2. Will wide receiver Marcus Fleming become a top option for Taulia Tagovailoa? A position group that started the season as Maryland’s deepest and most talented, quickly became its thinnest and most depleted. First, Tagovailoa’s top receiving option Dontay Demus Jr. went down with a season-ending injury. Then Jeshaun Jones, Demus’ replacement, went down with a similar injury that sidelined him for the year. It was expected that sophomore Rakim Jarrett would step into the number one role, but he has been quiet so far. Last game, it was Marcus Fleming who looked like Tagovailoa’s go-to guy. He finished with a team-high five receptions for 62 yards and a touchdown. Keep an eye out for him this week against Indiana.
“Really, really proud of the way Marcus has come along,” Locksley said.
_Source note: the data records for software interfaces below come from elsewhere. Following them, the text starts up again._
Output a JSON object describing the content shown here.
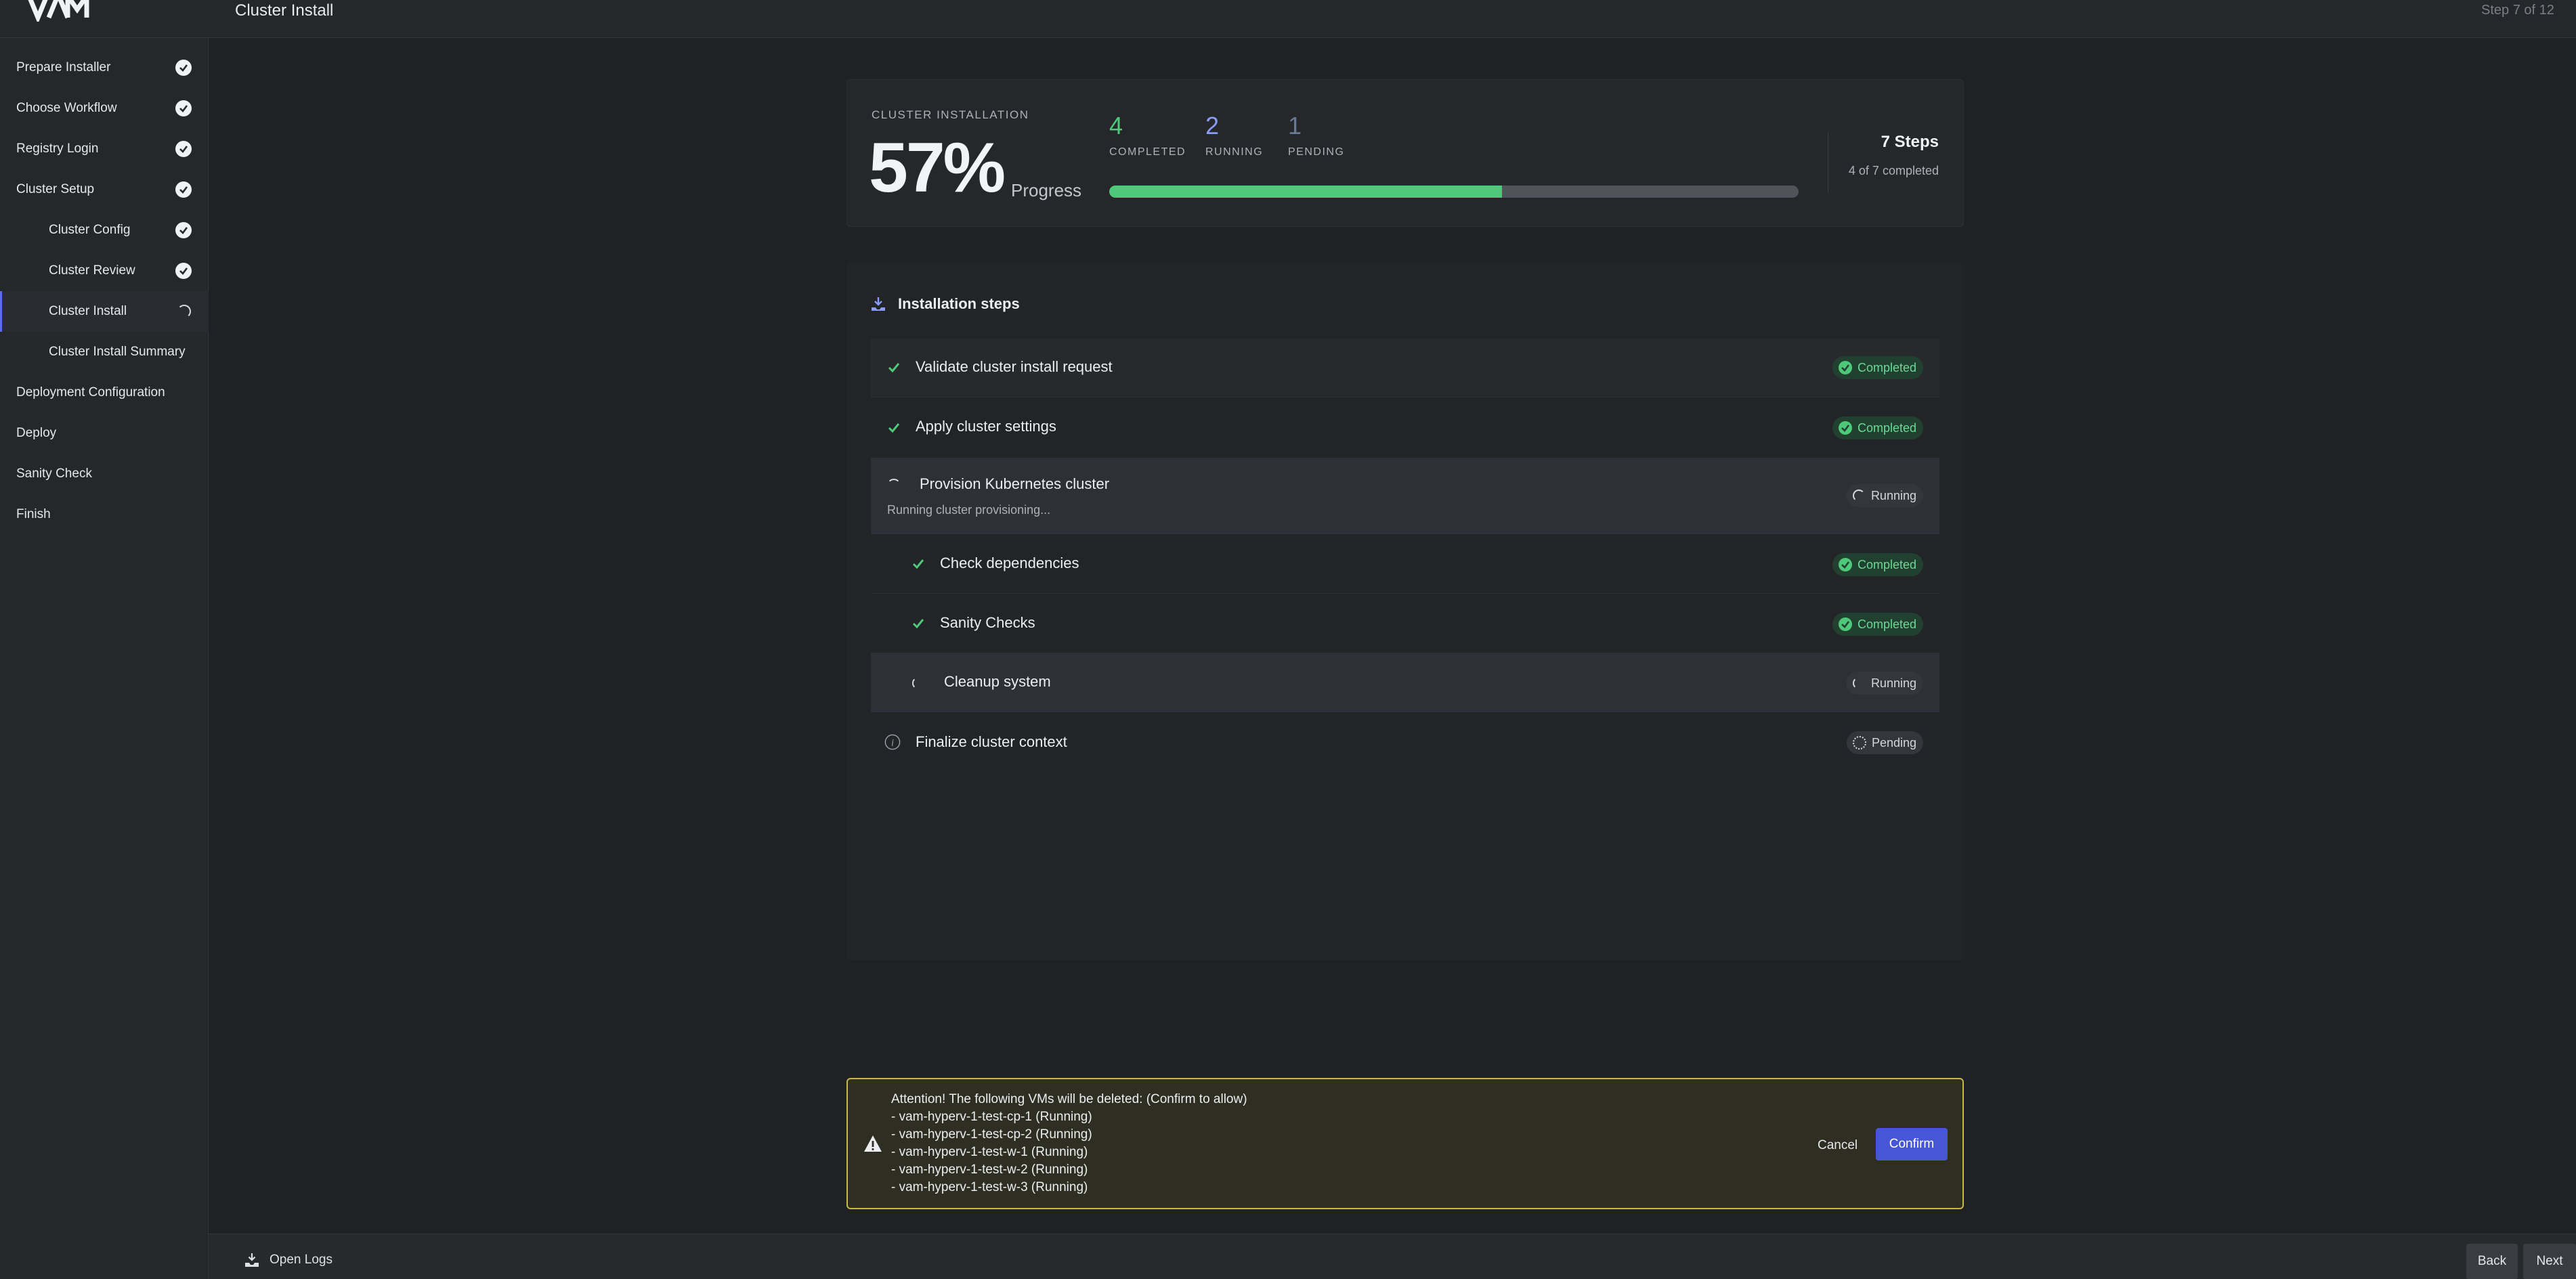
{
  "app": {
    "logo_text": "VAM"
  },
  "header": {
    "title": "Cluster Install",
    "step_counter": "Step 7 of 12"
  },
  "sidebar": {
    "items": [
      {
        "label": "Prepare Installer",
        "status": "completed"
      },
      {
        "label": "Choose Workflow",
        "status": "completed"
      },
      {
        "label": "Registry Login",
        "status": "completed"
      },
      {
        "label": "Cluster Setup",
        "status": "completed"
      },
      {
        "label": "Cluster Config",
        "status": "completed"
      },
      {
        "label": "Cluster Review",
        "status": "completed"
      },
      {
        "label": "Cluster Install",
        "status": "running"
      },
      {
        "label": "Cluster Install Summary",
        "status": "none"
      },
      {
        "label": "Deployment Configuration",
        "status": "none"
      },
      {
        "label": "Deploy",
        "status": "none"
      },
      {
        "label": "Sanity Check",
        "status": "none"
      },
      {
        "label": "Finish",
        "status": "none"
      }
    ]
  },
  "progress": {
    "eyebrow": "CLUSTER INSTALLATION",
    "percent": "57%",
    "percent_value": 57,
    "progress_word": "Progress",
    "completed_count": "4",
    "completed_label": "COMPLETED",
    "running_count": "2",
    "running_label": "RUNNING",
    "pending_count": "1",
    "pending_label": "PENDING",
    "total_steps": "7 Steps",
    "completed_summary": "4 of 7 completed"
  },
  "steps": {
    "title": "Installation steps",
    "items": [
      {
        "name": "Validate cluster install request",
        "status": "Completed"
      },
      {
        "name": "Apply cluster settings",
        "status": "Completed"
      },
      {
        "name": "Provision Kubernetes cluster",
        "status": "Running",
        "detail": "Running cluster provisioning..."
      },
      {
        "name": "Check dependencies",
        "status": "Completed"
      },
      {
        "name": "Sanity Checks",
        "status": "Completed"
      },
      {
        "name": "Cleanup system",
        "status": "Running"
      },
      {
        "name": "Finalize cluster context",
        "status": "Pending"
      }
    ]
  },
  "alert": {
    "lines": [
      "Attention! The following VMs will be deleted: (Confirm to allow)",
      "- vam-hyperv-1-test-cp-1 (Running)",
      "- vam-hyperv-1-test-cp-2 (Running)",
      "- vam-hyperv-1-test-w-1 (Running)",
      "- vam-hyperv-1-test-w-2 (Running)",
      "- vam-hyperv-1-test-w-3 (Running)"
    ],
    "cancel_label": "Cancel",
    "confirm_label": "Confirm"
  },
  "footer": {
    "open_logs_label": "Open Logs",
    "back_label": "Back",
    "next_label": "Next"
  },
  "colors": {
    "accent": "#5b6cf0",
    "success": "#4ec97a",
    "running": "#8a9cf5",
    "pending": "#6a7a95",
    "warning_border": "#c7b84a",
    "primary_button": "#4656d4"
  }
}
3. Will the Terps respond to a must-win game and a three-game losing streak? Maryland has its backs against the wall and are in desperate need of win to snap the three game losing streak. Maryland is favored in this game for the first time in three weeks, and likely for the last time this season. The Terps are hoping they can get to the six-win benchmark that makes them bowl eligible. If they fail to win this weekend, it will be extremely unlikely they will get six wins this year. After this week, Maryland has a daunting schedule ahead of them. They will play No. 20 Penn State, No. 6 Michigan and No. 8 Michigan State before finishing up the season against Rutgers.